What you need to do
Across all lines of the entries, tally those with the word "text" in them. The reply is the tally, by itself.

START Records provided

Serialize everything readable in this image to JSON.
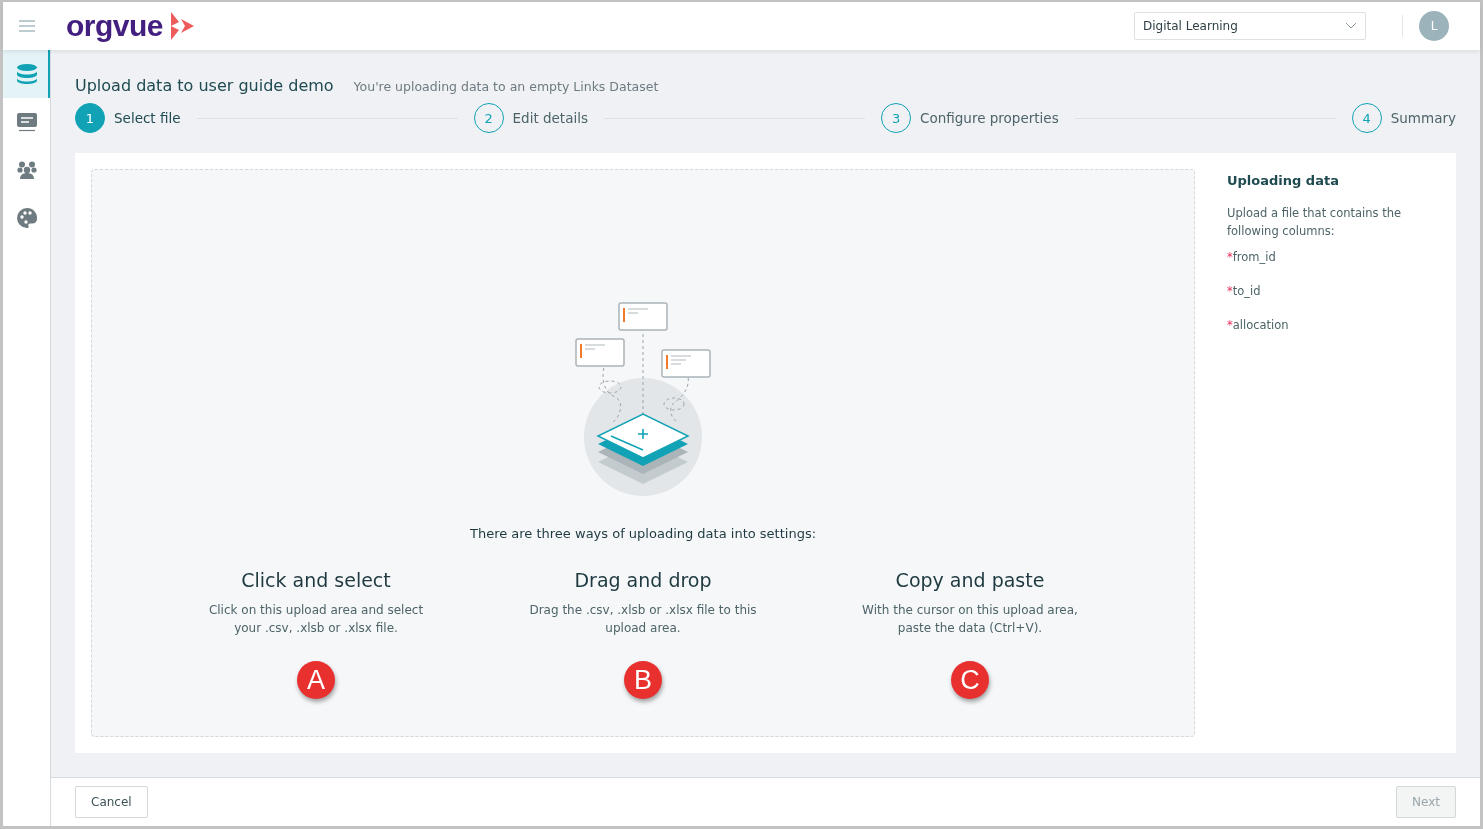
{
  "header": {
    "logo": "orgvue",
    "workspace": {
      "value": "Digital Learning"
    },
    "avatar": "L"
  },
  "sidebar": {
    "items": [
      {
        "kind": "database",
        "selected": true
      },
      {
        "kind": "panel",
        "selected": false
      },
      {
        "kind": "people",
        "selected": false
      },
      {
        "kind": "palette",
        "selected": false
      }
    ]
  },
  "page": {
    "title": "Upload data to user guide demo",
    "subtitle": "You're uploading data to an empty Links Dataset"
  },
  "steps": [
    {
      "number": "1",
      "label": "Select file",
      "selected": true
    },
    {
      "number": "2",
      "label": "Edit details",
      "selected": false
    },
    {
      "number": "3",
      "label": "Configure properties",
      "selected": false
    },
    {
      "number": "4",
      "label": "Summary",
      "selected": false
    }
  ],
  "upload_area": {
    "intro": "There are three ways of uploading data into settings:",
    "methods": [
      {
        "title": "Click and select",
        "text": "Click on this upload area and select your .csv, .xlsb or .xlsx file.",
        "callout": "A"
      },
      {
        "title": "Drag and drop",
        "text": "Drag the .csv, .xlsb or .xlsx file to this upload area.",
        "callout": "B"
      },
      {
        "title": "Copy and paste",
        "text": "With the cursor on this upload area, paste the data (Ctrl+V).",
        "callout": "C"
      }
    ]
  },
  "info_panel": {
    "title": "Uploading data",
    "text": "Upload a file that contains the following columns:",
    "columns": [
      {
        "mark": "*",
        "name": "from_id"
      },
      {
        "mark": "*",
        "name": "to_id"
      },
      {
        "mark": "*",
        "name": "allocation"
      }
    ]
  },
  "footer": {
    "cancel": {
      "label": "Cancel",
      "disabled": false
    },
    "next": {
      "label": "Next",
      "disabled": true
    }
  }
}
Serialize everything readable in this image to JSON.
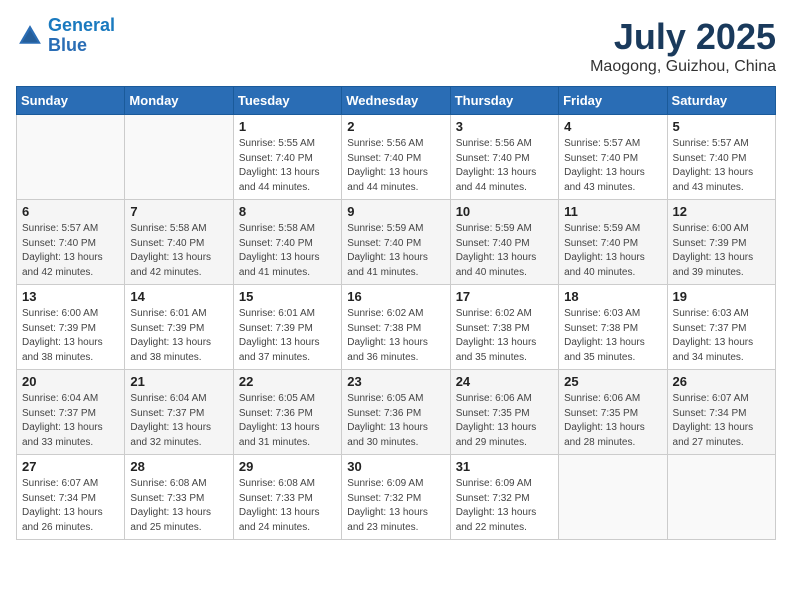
{
  "header": {
    "logo_line1": "General",
    "logo_line2": "Blue",
    "month_year": "July 2025",
    "location": "Maogong, Guizhou, China"
  },
  "days_of_week": [
    "Sunday",
    "Monday",
    "Tuesday",
    "Wednesday",
    "Thursday",
    "Friday",
    "Saturday"
  ],
  "weeks": [
    [
      {
        "day": null
      },
      {
        "day": null
      },
      {
        "day": 1,
        "sunrise": "5:55 AM",
        "sunset": "7:40 PM",
        "daylight": "13 hours and 44 minutes."
      },
      {
        "day": 2,
        "sunrise": "5:56 AM",
        "sunset": "7:40 PM",
        "daylight": "13 hours and 44 minutes."
      },
      {
        "day": 3,
        "sunrise": "5:56 AM",
        "sunset": "7:40 PM",
        "daylight": "13 hours and 44 minutes."
      },
      {
        "day": 4,
        "sunrise": "5:57 AM",
        "sunset": "7:40 PM",
        "daylight": "13 hours and 43 minutes."
      },
      {
        "day": 5,
        "sunrise": "5:57 AM",
        "sunset": "7:40 PM",
        "daylight": "13 hours and 43 minutes."
      }
    ],
    [
      {
        "day": 6,
        "sunrise": "5:57 AM",
        "sunset": "7:40 PM",
        "daylight": "13 hours and 42 minutes."
      },
      {
        "day": 7,
        "sunrise": "5:58 AM",
        "sunset": "7:40 PM",
        "daylight": "13 hours and 42 minutes."
      },
      {
        "day": 8,
        "sunrise": "5:58 AM",
        "sunset": "7:40 PM",
        "daylight": "13 hours and 41 minutes."
      },
      {
        "day": 9,
        "sunrise": "5:59 AM",
        "sunset": "7:40 PM",
        "daylight": "13 hours and 41 minutes."
      },
      {
        "day": 10,
        "sunrise": "5:59 AM",
        "sunset": "7:40 PM",
        "daylight": "13 hours and 40 minutes."
      },
      {
        "day": 11,
        "sunrise": "5:59 AM",
        "sunset": "7:40 PM",
        "daylight": "13 hours and 40 minutes."
      },
      {
        "day": 12,
        "sunrise": "6:00 AM",
        "sunset": "7:39 PM",
        "daylight": "13 hours and 39 minutes."
      }
    ],
    [
      {
        "day": 13,
        "sunrise": "6:00 AM",
        "sunset": "7:39 PM",
        "daylight": "13 hours and 38 minutes."
      },
      {
        "day": 14,
        "sunrise": "6:01 AM",
        "sunset": "7:39 PM",
        "daylight": "13 hours and 38 minutes."
      },
      {
        "day": 15,
        "sunrise": "6:01 AM",
        "sunset": "7:39 PM",
        "daylight": "13 hours and 37 minutes."
      },
      {
        "day": 16,
        "sunrise": "6:02 AM",
        "sunset": "7:38 PM",
        "daylight": "13 hours and 36 minutes."
      },
      {
        "day": 17,
        "sunrise": "6:02 AM",
        "sunset": "7:38 PM",
        "daylight": "13 hours and 35 minutes."
      },
      {
        "day": 18,
        "sunrise": "6:03 AM",
        "sunset": "7:38 PM",
        "daylight": "13 hours and 35 minutes."
      },
      {
        "day": 19,
        "sunrise": "6:03 AM",
        "sunset": "7:37 PM",
        "daylight": "13 hours and 34 minutes."
      }
    ],
    [
      {
        "day": 20,
        "sunrise": "6:04 AM",
        "sunset": "7:37 PM",
        "daylight": "13 hours and 33 minutes."
      },
      {
        "day": 21,
        "sunrise": "6:04 AM",
        "sunset": "7:37 PM",
        "daylight": "13 hours and 32 minutes."
      },
      {
        "day": 22,
        "sunrise": "6:05 AM",
        "sunset": "7:36 PM",
        "daylight": "13 hours and 31 minutes."
      },
      {
        "day": 23,
        "sunrise": "6:05 AM",
        "sunset": "7:36 PM",
        "daylight": "13 hours and 30 minutes."
      },
      {
        "day": 24,
        "sunrise": "6:06 AM",
        "sunset": "7:35 PM",
        "daylight": "13 hours and 29 minutes."
      },
      {
        "day": 25,
        "sunrise": "6:06 AM",
        "sunset": "7:35 PM",
        "daylight": "13 hours and 28 minutes."
      },
      {
        "day": 26,
        "sunrise": "6:07 AM",
        "sunset": "7:34 PM",
        "daylight": "13 hours and 27 minutes."
      }
    ],
    [
      {
        "day": 27,
        "sunrise": "6:07 AM",
        "sunset": "7:34 PM",
        "daylight": "13 hours and 26 minutes."
      },
      {
        "day": 28,
        "sunrise": "6:08 AM",
        "sunset": "7:33 PM",
        "daylight": "13 hours and 25 minutes."
      },
      {
        "day": 29,
        "sunrise": "6:08 AM",
        "sunset": "7:33 PM",
        "daylight": "13 hours and 24 minutes."
      },
      {
        "day": 30,
        "sunrise": "6:09 AM",
        "sunset": "7:32 PM",
        "daylight": "13 hours and 23 minutes."
      },
      {
        "day": 31,
        "sunrise": "6:09 AM",
        "sunset": "7:32 PM",
        "daylight": "13 hours and 22 minutes."
      },
      {
        "day": null
      },
      {
        "day": null
      }
    ]
  ]
}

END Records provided

Written response
4